■ Exercise goal:
Using the listing below, return every line that includes "JSON".

■ Record set:
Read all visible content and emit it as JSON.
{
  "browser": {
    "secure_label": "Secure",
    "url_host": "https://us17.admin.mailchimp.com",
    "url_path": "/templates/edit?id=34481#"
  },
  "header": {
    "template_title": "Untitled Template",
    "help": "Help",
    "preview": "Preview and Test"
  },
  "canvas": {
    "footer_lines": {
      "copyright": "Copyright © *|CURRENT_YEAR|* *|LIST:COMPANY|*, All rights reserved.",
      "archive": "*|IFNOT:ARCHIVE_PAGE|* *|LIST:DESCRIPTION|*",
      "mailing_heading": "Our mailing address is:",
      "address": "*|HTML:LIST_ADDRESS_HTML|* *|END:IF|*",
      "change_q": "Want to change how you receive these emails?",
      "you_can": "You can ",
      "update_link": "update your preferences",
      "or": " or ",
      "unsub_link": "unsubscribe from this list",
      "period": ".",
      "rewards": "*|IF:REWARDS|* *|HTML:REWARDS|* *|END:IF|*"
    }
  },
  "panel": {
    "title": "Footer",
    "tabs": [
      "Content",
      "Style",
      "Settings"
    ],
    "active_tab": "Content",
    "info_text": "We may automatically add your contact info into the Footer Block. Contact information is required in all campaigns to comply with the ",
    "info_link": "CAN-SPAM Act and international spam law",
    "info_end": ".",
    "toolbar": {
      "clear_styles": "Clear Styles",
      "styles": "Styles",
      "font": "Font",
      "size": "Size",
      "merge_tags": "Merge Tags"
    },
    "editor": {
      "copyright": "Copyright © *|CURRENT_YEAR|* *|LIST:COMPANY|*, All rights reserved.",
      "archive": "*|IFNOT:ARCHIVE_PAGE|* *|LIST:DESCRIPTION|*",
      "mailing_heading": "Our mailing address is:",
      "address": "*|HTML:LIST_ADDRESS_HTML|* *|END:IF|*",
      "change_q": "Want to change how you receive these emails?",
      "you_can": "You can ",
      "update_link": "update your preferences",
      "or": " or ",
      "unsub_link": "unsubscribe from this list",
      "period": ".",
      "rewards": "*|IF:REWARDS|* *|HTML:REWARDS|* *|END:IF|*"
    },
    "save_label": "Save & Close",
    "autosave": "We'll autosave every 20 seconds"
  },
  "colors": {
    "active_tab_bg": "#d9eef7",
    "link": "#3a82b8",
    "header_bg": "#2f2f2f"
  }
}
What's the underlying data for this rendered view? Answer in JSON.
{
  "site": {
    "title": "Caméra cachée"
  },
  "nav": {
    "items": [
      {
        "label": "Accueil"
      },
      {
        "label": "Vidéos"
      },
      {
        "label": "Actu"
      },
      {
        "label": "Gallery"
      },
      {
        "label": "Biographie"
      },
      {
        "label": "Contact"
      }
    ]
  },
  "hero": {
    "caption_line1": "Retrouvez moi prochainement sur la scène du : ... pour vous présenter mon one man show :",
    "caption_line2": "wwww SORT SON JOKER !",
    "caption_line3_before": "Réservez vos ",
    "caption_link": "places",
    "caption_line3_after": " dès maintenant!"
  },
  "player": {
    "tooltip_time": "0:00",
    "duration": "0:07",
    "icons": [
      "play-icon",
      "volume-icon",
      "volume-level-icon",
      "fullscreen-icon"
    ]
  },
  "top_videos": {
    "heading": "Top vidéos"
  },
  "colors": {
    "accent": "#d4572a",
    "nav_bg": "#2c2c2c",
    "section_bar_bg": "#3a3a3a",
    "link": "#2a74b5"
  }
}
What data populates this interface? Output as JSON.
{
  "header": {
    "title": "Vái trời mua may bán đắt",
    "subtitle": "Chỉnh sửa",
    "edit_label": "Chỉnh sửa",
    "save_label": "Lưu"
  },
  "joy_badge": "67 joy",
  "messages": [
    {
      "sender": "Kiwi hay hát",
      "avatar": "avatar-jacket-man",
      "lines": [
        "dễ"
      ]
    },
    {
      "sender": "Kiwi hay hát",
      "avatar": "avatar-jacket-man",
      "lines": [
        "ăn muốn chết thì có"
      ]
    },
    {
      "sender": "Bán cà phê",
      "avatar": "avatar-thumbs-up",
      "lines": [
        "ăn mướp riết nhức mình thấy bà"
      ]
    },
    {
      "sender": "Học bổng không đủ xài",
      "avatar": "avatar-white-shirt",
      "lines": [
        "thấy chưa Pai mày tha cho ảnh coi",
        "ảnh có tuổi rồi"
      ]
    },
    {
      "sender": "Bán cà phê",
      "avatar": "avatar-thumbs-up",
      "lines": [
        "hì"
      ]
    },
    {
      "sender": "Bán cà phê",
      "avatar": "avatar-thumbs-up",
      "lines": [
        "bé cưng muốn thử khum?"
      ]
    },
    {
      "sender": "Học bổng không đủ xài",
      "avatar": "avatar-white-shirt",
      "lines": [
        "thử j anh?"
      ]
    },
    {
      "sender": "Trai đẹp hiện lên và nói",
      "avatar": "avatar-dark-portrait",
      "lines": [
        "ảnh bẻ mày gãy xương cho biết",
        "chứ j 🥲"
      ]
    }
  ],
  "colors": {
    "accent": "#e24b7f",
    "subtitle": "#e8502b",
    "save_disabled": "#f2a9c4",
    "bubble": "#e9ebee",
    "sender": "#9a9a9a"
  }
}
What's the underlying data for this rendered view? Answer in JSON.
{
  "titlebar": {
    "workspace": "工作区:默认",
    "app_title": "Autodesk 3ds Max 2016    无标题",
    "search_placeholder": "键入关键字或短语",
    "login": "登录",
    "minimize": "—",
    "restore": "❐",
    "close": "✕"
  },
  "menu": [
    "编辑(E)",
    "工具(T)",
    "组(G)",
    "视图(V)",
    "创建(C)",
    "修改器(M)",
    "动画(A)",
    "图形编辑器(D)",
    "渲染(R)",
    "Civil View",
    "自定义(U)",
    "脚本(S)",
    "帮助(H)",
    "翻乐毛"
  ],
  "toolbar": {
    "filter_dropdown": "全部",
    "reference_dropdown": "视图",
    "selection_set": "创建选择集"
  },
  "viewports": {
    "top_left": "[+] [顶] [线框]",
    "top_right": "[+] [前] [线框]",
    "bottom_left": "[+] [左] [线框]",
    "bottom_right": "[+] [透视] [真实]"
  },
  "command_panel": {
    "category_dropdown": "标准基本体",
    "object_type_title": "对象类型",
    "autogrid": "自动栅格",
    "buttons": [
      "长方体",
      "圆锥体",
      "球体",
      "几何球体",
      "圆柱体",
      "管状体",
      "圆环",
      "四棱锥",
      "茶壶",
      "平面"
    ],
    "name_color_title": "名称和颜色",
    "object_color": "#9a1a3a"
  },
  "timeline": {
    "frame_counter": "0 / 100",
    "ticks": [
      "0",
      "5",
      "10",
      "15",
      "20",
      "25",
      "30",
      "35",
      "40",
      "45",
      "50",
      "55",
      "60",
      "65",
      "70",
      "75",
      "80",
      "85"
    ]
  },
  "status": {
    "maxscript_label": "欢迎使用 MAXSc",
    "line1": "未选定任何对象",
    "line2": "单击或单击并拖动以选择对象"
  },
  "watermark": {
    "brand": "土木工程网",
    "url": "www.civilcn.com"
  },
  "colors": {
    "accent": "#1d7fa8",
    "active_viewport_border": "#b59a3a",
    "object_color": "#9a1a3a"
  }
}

■ Your solution:
Read all visible content and emit it as JSON.
What's the underlying data for this rendered view? Answer in JSON.
What data populates this interface? Output as JSON.
What's the underlying data for this rendered view? Answer in JSON.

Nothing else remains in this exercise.